Most French voters believe key issues are being overlooked in the presidential election campaign and too much importance placed on the candidates’ personalities, a poll indicated yesterday (Sat).
The Harris Interactive survey showed that 81 per cent are dissatisfied with the campaign a week before voting begins. Some 70 per cent consider that the political debate is failing to address France’s economic and social problems.With a third of voters still undecided, many said they were unsure what the candidates’ first actions would be if elected.
Sébastien Grislain, 42, who runs an interior decorating business in Paris, said: “French politics has become Americanised and the campaign is only dealing with superficial issues.”
Television and radio stations have been forced to cut coverage of the four frontrunners because of a rule that they must devote equal time to all 11 candidates, seven of whom are viewed as no-hopers.

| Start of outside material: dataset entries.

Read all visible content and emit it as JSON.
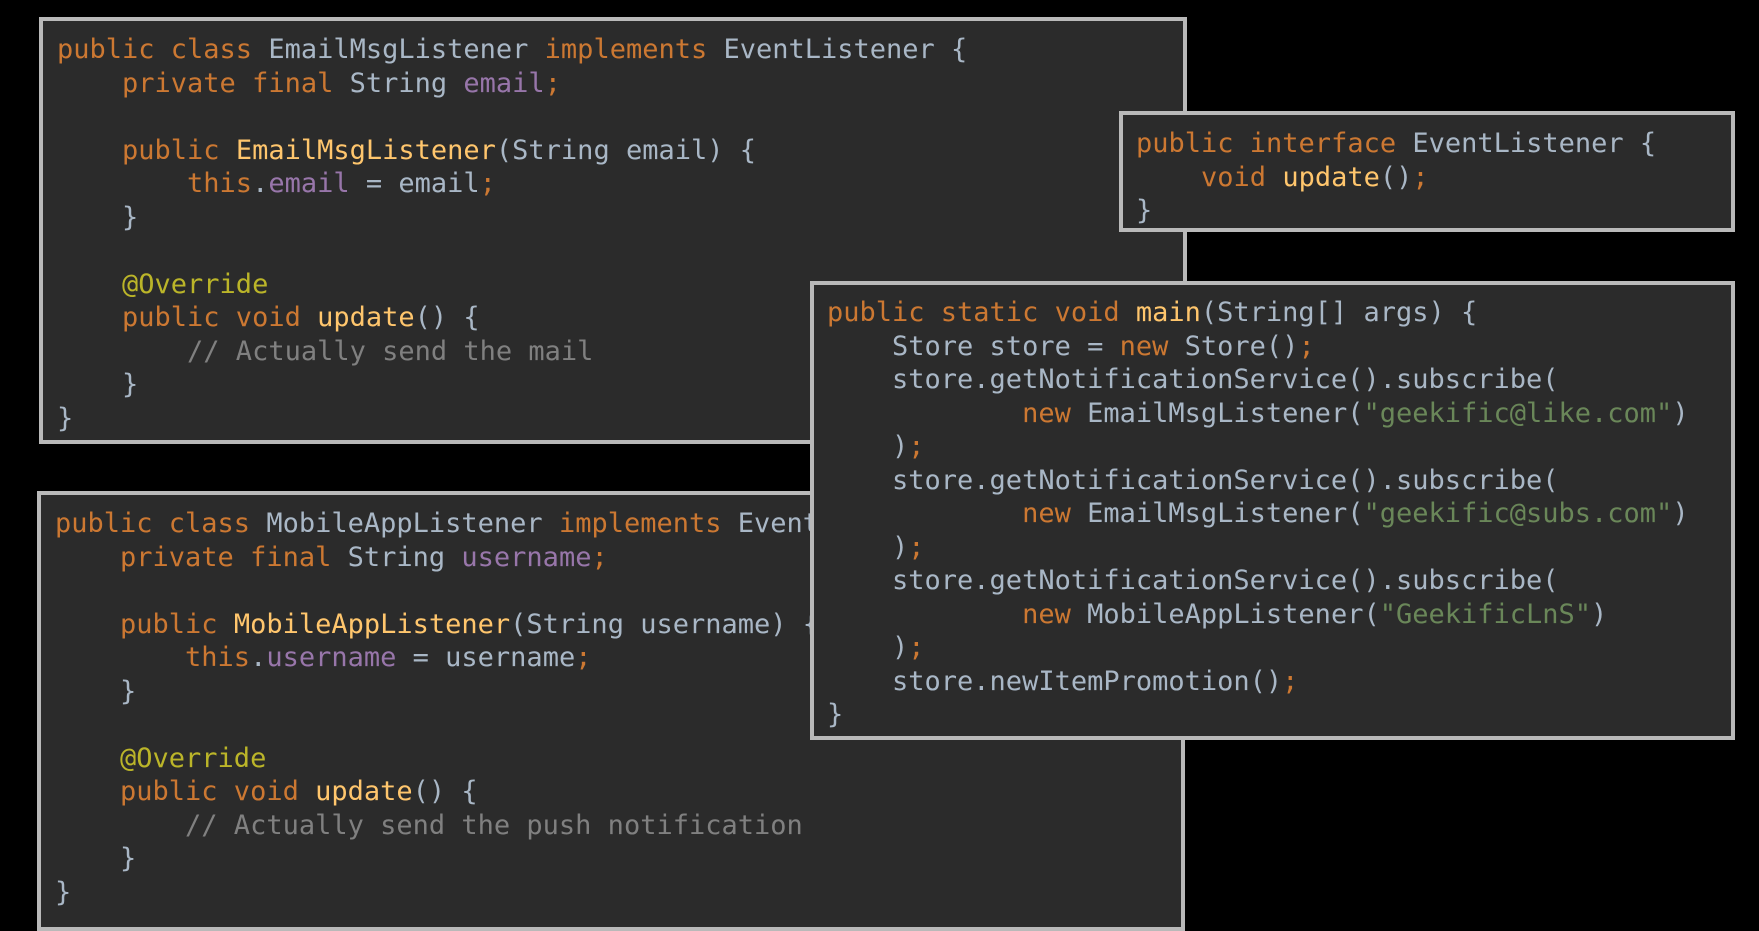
{
  "email_listener": {
    "lines": [
      [
        {
          "t": "public class ",
          "c": "kw"
        },
        {
          "t": "EmailMsgListener ",
          "c": "pl"
        },
        {
          "t": "implements ",
          "c": "kw"
        },
        {
          "t": "EventListener {",
          "c": "pl"
        }
      ],
      [
        {
          "t": "    private final ",
          "c": "kw"
        },
        {
          "t": "String ",
          "c": "pl"
        },
        {
          "t": "email",
          "c": "fld"
        },
        {
          "t": ";",
          "c": "semi"
        }
      ],
      [],
      [
        {
          "t": "    public ",
          "c": "kw"
        },
        {
          "t": "EmailMsgListener",
          "c": "fn"
        },
        {
          "t": "(String email) {",
          "c": "pl"
        }
      ],
      [
        {
          "t": "        this",
          "c": "kw"
        },
        {
          "t": ".",
          "c": "pl"
        },
        {
          "t": "email",
          "c": "fld"
        },
        {
          "t": " = email",
          "c": "pl"
        },
        {
          "t": ";",
          "c": "semi"
        }
      ],
      [
        {
          "t": "    }",
          "c": "pl"
        }
      ],
      [],
      [
        {
          "t": "    @Override",
          "c": "ann"
        }
      ],
      [
        {
          "t": "    public void ",
          "c": "kw"
        },
        {
          "t": "update",
          "c": "fn"
        },
        {
          "t": "() {",
          "c": "pl"
        }
      ],
      [
        {
          "t": "        // Actually send the mail",
          "c": "cmt"
        }
      ],
      [
        {
          "t": "    }",
          "c": "pl"
        }
      ],
      [
        {
          "t": "}",
          "c": "pl"
        }
      ]
    ]
  },
  "mobile_listener": {
    "lines": [
      [
        {
          "t": "public class ",
          "c": "kw"
        },
        {
          "t": "MobileAppListener ",
          "c": "pl"
        },
        {
          "t": "implements ",
          "c": "kw"
        },
        {
          "t": "EventListener {",
          "c": "pl"
        }
      ],
      [
        {
          "t": "    private final ",
          "c": "kw"
        },
        {
          "t": "String ",
          "c": "pl"
        },
        {
          "t": "username",
          "c": "fld"
        },
        {
          "t": ";",
          "c": "semi"
        }
      ],
      [],
      [
        {
          "t": "    public ",
          "c": "kw"
        },
        {
          "t": "MobileAppListener",
          "c": "fn"
        },
        {
          "t": "(String username) {",
          "c": "pl"
        }
      ],
      [
        {
          "t": "        this",
          "c": "kw"
        },
        {
          "t": ".",
          "c": "pl"
        },
        {
          "t": "username",
          "c": "fld"
        },
        {
          "t": " = username",
          "c": "pl"
        },
        {
          "t": ";",
          "c": "semi"
        }
      ],
      [
        {
          "t": "    }",
          "c": "pl"
        }
      ],
      [],
      [
        {
          "t": "    @Override",
          "c": "ann"
        }
      ],
      [
        {
          "t": "    public void ",
          "c": "kw"
        },
        {
          "t": "update",
          "c": "fn"
        },
        {
          "t": "() {",
          "c": "pl"
        }
      ],
      [
        {
          "t": "        // Actually send the push notification",
          "c": "cmt"
        }
      ],
      [
        {
          "t": "    }",
          "c": "pl"
        }
      ],
      [
        {
          "t": "}",
          "c": "pl"
        }
      ]
    ]
  },
  "event_interface": {
    "lines": [
      [
        {
          "t": "public interface ",
          "c": "kw"
        },
        {
          "t": "EventListener {",
          "c": "pl"
        }
      ],
      [
        {
          "t": "    void ",
          "c": "kw"
        },
        {
          "t": "update",
          "c": "fn"
        },
        {
          "t": "()",
          "c": "pl"
        },
        {
          "t": ";",
          "c": "semi"
        }
      ],
      [
        {
          "t": "}",
          "c": "pl"
        }
      ]
    ]
  },
  "main_method": {
    "lines": [
      [
        {
          "t": "public static void ",
          "c": "kw"
        },
        {
          "t": "main",
          "c": "fn"
        },
        {
          "t": "(String[] args) {",
          "c": "pl"
        }
      ],
      [
        {
          "t": "    Store store = ",
          "c": "pl"
        },
        {
          "t": "new ",
          "c": "kw"
        },
        {
          "t": "Store()",
          "c": "pl"
        },
        {
          "t": ";",
          "c": "semi"
        }
      ],
      [
        {
          "t": "    store.getNotificationService().subscribe(",
          "c": "pl"
        }
      ],
      [
        {
          "t": "            ",
          "c": "pl"
        },
        {
          "t": "new ",
          "c": "kw"
        },
        {
          "t": "EmailMsgListener(",
          "c": "pl"
        },
        {
          "t": "\"geekific@like.com\"",
          "c": "str"
        },
        {
          "t": ")",
          "c": "pl"
        }
      ],
      [
        {
          "t": "    )",
          "c": "pl"
        },
        {
          "t": ";",
          "c": "semi"
        }
      ],
      [
        {
          "t": "    store.getNotificationService().subscribe(",
          "c": "pl"
        }
      ],
      [
        {
          "t": "            ",
          "c": "pl"
        },
        {
          "t": "new ",
          "c": "kw"
        },
        {
          "t": "EmailMsgListener(",
          "c": "pl"
        },
        {
          "t": "\"geekific@subs.com\"",
          "c": "str"
        },
        {
          "t": ")",
          "c": "pl"
        }
      ],
      [
        {
          "t": "    )",
          "c": "pl"
        },
        {
          "t": ";",
          "c": "semi"
        }
      ],
      [
        {
          "t": "    store.getNotificationService().subscribe(",
          "c": "pl"
        }
      ],
      [
        {
          "t": "            ",
          "c": "pl"
        },
        {
          "t": "new ",
          "c": "kw"
        },
        {
          "t": "MobileAppListener(",
          "c": "pl"
        },
        {
          "t": "\"GeekificLnS\"",
          "c": "str"
        },
        {
          "t": ")",
          "c": "pl"
        }
      ],
      [
        {
          "t": "    )",
          "c": "pl"
        },
        {
          "t": ";",
          "c": "semi"
        }
      ],
      [
        {
          "t": "    store.newItemPromotion()",
          "c": "pl"
        },
        {
          "t": ";",
          "c": "semi"
        }
      ],
      [
        {
          "t": "}",
          "c": "pl"
        }
      ]
    ]
  },
  "colors": {
    "background": "#000000",
    "panel": "#2b2b2b",
    "border": "#b9b9b9",
    "keyword": "#cc7832",
    "function": "#ffc66d",
    "field": "#9876aa",
    "string": "#6a8759",
    "annotation": "#bbb529",
    "comment": "#808080",
    "plain": "#a9b7c6"
  }
}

The requirement applies during the final two weeks before the first round on April 23, until the May 7 runoff.
About half a million voters have been registered on the electoral roll twice because of a computer bug, raising fears that some may cast two ballots.
That could cast doubt on the result as France’s most unpredictable election in decades appears to be an increasingly tight race, with the four main candidates bunched close together.
Some polls now place the independent centrist Emmanuel Macron marginally in the lead for the first round, but others show him neck and neck with the far-Right leader Marine Le Pen on about 22 per cent each. Close behind are the far-Left’s Jean-Luc Mélenchon and the scandal-hit conservative, François Fillon, on 20 and 19 per cent respectively.
Given the three-point margin of error, it now appears uncertain which two candidates will qualify for the runoff, which has caused consternation among aides of both Mr Macron and Ms Le Pen. They had previously been predicted to face each other in the second round, with Mr Macron expected to win comfortably.
The Enfants Rouges market in central Paris, where affluent young couples buy organic vegetables or eat lunch at sophisticated food stalls, is the sort of place where you would expect to meet Mr Macron’s supporters, who tend to be liberal urbanites.
Yet some appear to be wavering. Jennifer, 38, an assistant head teacher, said: “I’m concerned about how he could govern. I don’t think his movement will get a parliamentary majority without the apparatus of an established party. I honestly don’t who I’m going to vote for.”
Her partner, Arnaud, a civil servant, also 38, disagreed. “I’m definitely voting for him. He’s the most intelligent.”
Most people planning to vote for Mr Macron mention his youth, intellect and energy, although some say he is simply the best of a bad lot. Few can give details about his policies.
Arnaud and Jennifer are typical of many families who are divided as never before over an election. Conversations over Easter Sunday lunch may become heated.